Sanctification of couple relationships and communal coping in married and cohabiting African American couples

J Fam Psychol. 2021 Dec;35(8):1128-1137. doi: 10.1037/fam0000882. Epub 2021 Jul 22.

Abstract

Throughout history, African Americans have endured much, and their experiences with discrimination and racism continue today. Despite ongoing challenges, African Americans have also shown their resilience. Religion and spirituality are two of the largest resources of resilience that African Americans employ. However, little is known about the role of religion and spirituality within African American couple relationships. Using dyadic data from 292 married and 233 cohabiting African American couples, we examined the impact of sanctification of the couple relationship on communal coping within the Actor Partner Interdependence Model. Significant actor effects were found between relational sanctification and communal coping for both married and cohabiting men and women. There was a significant partner effect between married men's relational sanctification and married women's communal coping. However, no other significant partner effects were found. (PsycInfo Database Record (c) 2021 APA, all rights reserved).

MeSH terms

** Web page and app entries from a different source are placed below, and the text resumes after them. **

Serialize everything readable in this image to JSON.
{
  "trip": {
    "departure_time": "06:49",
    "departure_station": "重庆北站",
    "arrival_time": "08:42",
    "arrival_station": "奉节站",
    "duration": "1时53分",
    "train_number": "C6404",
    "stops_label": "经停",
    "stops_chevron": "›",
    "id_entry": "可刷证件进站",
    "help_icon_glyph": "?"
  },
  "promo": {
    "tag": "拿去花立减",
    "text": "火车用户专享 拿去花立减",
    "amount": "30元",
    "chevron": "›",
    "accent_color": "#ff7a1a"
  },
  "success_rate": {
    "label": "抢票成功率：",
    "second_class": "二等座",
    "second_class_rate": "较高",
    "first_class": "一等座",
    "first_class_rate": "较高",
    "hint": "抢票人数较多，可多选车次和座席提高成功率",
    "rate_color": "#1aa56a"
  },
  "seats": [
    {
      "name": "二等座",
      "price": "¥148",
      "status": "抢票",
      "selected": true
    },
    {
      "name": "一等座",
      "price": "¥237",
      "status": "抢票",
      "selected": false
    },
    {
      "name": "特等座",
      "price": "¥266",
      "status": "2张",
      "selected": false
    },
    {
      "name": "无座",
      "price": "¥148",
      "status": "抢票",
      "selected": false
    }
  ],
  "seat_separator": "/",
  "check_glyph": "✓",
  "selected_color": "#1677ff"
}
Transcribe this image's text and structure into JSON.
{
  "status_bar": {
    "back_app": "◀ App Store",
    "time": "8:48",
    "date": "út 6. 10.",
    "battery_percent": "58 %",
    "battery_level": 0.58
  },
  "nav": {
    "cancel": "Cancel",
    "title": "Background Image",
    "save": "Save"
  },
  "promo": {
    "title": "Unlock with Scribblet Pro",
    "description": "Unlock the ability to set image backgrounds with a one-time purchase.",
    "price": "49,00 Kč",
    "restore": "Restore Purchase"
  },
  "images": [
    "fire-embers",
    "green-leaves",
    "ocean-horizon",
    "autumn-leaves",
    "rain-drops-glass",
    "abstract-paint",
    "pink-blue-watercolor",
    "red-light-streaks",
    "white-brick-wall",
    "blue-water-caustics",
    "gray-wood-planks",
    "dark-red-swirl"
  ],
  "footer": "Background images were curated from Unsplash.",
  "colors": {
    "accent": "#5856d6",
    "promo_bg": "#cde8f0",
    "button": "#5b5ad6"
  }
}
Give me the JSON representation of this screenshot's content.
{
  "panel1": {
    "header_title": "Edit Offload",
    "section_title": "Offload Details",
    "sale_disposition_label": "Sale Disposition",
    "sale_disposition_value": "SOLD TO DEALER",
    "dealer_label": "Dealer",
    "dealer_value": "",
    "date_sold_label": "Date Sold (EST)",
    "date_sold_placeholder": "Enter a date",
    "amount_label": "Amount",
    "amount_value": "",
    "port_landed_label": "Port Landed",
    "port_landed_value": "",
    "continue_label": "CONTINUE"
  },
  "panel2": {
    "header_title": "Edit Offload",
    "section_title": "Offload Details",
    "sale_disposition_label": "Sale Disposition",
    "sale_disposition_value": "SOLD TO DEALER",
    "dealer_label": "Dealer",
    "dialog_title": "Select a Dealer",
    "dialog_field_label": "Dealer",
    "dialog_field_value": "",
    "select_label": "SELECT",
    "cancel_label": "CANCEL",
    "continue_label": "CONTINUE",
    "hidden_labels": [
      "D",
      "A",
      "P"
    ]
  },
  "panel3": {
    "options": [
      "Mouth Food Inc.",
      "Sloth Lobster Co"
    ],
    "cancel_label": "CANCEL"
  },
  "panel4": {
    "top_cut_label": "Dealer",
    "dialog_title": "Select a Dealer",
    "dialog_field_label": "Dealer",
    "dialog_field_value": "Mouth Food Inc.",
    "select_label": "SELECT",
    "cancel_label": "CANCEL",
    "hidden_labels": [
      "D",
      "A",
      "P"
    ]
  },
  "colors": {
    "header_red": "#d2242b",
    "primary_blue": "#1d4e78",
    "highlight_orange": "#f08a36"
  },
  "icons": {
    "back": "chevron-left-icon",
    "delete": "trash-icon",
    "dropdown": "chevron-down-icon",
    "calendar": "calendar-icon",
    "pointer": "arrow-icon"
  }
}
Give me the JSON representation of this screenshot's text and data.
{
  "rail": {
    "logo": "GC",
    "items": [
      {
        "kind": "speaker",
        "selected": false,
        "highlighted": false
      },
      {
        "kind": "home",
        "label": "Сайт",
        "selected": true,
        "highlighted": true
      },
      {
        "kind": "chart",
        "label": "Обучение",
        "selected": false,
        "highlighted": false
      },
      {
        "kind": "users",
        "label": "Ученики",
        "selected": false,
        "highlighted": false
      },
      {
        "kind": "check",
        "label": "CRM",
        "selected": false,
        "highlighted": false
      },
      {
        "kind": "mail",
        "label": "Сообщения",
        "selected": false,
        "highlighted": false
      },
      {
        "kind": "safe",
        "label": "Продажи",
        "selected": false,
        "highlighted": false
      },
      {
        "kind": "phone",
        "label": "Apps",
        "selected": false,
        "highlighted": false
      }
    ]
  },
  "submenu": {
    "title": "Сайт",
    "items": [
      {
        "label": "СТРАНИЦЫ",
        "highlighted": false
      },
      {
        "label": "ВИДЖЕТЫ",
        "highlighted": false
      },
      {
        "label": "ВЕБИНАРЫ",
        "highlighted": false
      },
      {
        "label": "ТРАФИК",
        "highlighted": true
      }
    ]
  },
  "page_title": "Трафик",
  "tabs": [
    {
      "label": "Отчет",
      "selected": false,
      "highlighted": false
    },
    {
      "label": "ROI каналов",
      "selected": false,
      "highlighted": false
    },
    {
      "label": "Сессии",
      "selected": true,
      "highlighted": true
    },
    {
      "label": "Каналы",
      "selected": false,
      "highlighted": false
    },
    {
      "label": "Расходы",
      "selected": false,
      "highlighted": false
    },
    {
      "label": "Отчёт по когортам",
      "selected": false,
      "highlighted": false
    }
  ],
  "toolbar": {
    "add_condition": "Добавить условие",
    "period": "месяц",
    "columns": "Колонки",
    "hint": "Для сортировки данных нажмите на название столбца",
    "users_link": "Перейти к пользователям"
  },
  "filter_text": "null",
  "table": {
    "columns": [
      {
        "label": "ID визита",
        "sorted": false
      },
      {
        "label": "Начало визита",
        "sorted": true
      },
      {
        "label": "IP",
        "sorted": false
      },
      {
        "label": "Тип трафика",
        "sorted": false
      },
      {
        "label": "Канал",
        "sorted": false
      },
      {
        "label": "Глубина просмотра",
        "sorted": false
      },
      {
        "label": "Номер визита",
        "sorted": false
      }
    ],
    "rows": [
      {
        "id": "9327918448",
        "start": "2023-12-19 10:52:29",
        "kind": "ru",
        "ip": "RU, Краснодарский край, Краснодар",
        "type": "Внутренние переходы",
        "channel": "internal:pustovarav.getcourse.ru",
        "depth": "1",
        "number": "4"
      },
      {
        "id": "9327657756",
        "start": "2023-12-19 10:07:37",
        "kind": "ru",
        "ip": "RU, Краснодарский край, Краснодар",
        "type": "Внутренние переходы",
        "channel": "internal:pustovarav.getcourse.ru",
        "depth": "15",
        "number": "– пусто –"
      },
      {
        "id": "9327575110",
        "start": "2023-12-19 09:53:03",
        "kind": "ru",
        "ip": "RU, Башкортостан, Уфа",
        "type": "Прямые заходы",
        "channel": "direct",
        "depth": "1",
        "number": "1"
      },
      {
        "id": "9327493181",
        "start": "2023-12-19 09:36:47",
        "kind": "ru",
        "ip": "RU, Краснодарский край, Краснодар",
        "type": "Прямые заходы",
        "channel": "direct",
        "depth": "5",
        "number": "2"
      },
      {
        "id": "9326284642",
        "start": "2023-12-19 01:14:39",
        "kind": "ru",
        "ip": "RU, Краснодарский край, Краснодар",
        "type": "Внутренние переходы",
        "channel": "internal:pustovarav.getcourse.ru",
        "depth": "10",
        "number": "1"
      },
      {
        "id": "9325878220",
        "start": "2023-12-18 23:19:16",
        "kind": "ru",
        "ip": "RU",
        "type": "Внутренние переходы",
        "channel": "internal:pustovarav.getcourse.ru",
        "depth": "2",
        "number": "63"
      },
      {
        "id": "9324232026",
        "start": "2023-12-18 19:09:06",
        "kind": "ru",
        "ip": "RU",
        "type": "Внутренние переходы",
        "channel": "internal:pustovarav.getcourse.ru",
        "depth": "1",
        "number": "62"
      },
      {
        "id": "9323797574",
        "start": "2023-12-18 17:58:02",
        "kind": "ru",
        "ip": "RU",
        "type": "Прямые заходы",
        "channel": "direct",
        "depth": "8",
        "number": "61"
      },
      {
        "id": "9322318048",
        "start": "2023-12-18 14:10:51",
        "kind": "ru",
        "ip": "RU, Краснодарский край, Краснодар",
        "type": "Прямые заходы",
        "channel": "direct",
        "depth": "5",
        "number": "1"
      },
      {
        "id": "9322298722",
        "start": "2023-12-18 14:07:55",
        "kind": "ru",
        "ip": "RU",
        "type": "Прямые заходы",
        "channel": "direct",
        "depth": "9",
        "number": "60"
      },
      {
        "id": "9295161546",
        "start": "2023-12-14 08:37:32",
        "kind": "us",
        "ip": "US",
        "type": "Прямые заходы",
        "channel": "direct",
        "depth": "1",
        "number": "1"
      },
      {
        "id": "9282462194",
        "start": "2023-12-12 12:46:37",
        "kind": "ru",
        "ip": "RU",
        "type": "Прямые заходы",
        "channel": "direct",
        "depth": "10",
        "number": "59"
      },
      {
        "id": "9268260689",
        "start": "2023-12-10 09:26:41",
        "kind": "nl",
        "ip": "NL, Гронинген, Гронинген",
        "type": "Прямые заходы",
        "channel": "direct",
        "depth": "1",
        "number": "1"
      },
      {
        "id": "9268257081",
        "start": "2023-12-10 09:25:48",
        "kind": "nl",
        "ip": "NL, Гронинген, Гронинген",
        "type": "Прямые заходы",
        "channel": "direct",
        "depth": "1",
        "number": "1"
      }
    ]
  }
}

  • Adaptation, Psychological
  • African Americans*
  • Family Characteristics
  • Female
  • Humans
  • Male
  • Marriage
  • Men*